After completing his law studies at Belgrade, Lazarevich received a government fellowship in medicine, and in 1872 began studying in Berlin. Seven years later, having received his degree, he returned to Belgrade, where he filled important official positions in his capacity as physician. He died in Belgrade in 1890, probably of tuberculosis. Lazarevich is one of the most gifted and popular of Serbian writers. His literary works were many and varied.
Of his many stories of the life of his native land, At the Well (first published in 1881) is considered one of the finest. It is here published for the first time in English. The translation is by I. Altaraz, Ph.D., to whom thanks are due for permission to use it.
At the Well
Taense clouds of flakes, like white ghosts, are driven by the howling wind and swept in all directions until they hang like tiny white crystals on man’s whiskers and horse’s mane.—That’s what I always say: If there aren’t any flies to bother you, there is frost. Feet are frozen, eyes water. Not even brandy has the power to warm one’s he-Sand you look about for a hospitable home to offer you welcome.
Well, by God, I know where I’m going! I’ll go to Mathias Jenadich, over yonder, where a jug of brandy hangs at all times on the plum tree in front of his house. Whoso passes by may drink.—So Mathias likes it. Should you happen to cross his threshold, his entire family will treat you like a lord. There is no use talking about it; one has to see it with one s own eyes. What a home! What a communal family—a whole army of people! Come some evening when they expect you, and one of the daughters-in-law will be sure to meet you on the road with a torch in her hand. The second will wait in the orchard, a third in front of the stable, a fourth will chase the dogs, a fifth will welcome you into the kitchen, and a sixth will lead you into the sitting room—just like a wedding, indeed! Everybody is jolly, modest, satisfied. Heaven help you should you start a fight with anyone in that home. There are six sons always ready like soldiers. One of them is a real soldier, serving the flag in Belgrade.
Proud of Arsen
There is no need for harvesters or any other help; they themselves can furnish plenty of hands. The plows are in constant use; and when pork dealers come to examine the hogs, Mathias may well be proud of Arsen when he was only a young fellow. He would sit in front of Burmas’ house and play on his shepherd’s flute. For Burmese naughtier. And what a .wench! People say if she looked at one with her fiery eyes one was apt to be burned. But Arsen became accustomed to her eyes. With his left arm on the gate, he said to her: “I am ashamed., speak to father, and afraid to approach grandfather.
I couldn`t do it even if I knew you never would be mine.”
Anoka was not bashful. She looked cunningly at him, leaned a little over the gate and concealing her anger, said: “Well, then, don’t do it.

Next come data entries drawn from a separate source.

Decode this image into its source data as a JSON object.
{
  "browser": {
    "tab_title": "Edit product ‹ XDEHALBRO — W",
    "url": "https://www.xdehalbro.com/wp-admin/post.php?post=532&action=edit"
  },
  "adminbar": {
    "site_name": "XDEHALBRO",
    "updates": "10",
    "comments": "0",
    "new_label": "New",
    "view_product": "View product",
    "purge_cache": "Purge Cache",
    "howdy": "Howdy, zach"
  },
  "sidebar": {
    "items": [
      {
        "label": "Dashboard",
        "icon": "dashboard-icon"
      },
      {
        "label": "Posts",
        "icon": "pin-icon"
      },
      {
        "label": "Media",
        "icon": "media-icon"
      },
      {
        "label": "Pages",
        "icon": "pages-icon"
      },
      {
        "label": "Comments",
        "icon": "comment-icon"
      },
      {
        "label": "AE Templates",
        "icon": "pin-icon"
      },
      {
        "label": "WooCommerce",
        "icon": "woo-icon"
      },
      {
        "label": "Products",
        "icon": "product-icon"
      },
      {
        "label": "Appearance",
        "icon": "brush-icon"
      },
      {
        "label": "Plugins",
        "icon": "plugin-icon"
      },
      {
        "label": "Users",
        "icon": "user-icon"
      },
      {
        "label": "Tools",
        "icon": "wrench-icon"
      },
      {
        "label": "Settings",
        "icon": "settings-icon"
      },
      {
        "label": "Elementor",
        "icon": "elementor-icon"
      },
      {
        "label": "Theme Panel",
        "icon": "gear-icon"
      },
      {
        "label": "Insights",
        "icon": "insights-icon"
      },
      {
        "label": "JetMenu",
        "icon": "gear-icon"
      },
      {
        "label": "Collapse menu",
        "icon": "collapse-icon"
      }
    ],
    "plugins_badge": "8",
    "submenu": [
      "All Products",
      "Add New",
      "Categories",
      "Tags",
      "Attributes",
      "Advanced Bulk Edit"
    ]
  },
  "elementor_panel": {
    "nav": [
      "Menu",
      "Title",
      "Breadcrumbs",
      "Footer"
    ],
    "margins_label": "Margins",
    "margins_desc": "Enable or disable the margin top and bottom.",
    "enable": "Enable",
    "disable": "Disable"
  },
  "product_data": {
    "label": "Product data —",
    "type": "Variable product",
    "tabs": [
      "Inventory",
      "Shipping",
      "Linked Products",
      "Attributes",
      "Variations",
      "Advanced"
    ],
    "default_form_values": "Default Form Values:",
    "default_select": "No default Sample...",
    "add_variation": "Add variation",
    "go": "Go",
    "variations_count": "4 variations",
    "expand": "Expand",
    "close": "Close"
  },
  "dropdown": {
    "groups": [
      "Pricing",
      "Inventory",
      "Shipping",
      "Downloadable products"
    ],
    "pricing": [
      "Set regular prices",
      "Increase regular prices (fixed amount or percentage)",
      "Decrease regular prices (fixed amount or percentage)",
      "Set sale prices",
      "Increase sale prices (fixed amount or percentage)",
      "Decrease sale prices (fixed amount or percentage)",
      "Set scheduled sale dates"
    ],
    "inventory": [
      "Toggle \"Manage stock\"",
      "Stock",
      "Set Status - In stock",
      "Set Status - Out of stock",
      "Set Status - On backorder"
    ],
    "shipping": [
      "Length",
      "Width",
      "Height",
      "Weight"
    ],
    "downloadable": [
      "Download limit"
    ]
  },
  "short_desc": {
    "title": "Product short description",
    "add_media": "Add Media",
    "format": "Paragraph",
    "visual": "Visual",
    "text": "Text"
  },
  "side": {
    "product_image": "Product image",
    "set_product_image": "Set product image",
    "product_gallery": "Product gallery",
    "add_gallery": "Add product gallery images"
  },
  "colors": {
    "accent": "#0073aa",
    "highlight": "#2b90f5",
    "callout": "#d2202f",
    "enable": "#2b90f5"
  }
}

I shall marry Philip Marichich.”
“Do you think I would let you marry anyone but me? Anyone daring to touch you would not be sure of his life.”
Anoka, like a spoiled child, stamped her foot, flashed her eyes at him and retorted: “Would you rather see me knitting my life away like a spinster? You don’t say!”
Arsen heard no more. Coming nearer, he snatched her wrist and drew her to him. Her determined protests grew weaker. She thrilled at the touch of a man’s arm encircling her waist. She would have been a less willful girl if old Burmas had not spoiled her. What could her father have done? Some years ago the plague had taken his other children, so that now he guarded Anoka as one would some precious drops of water.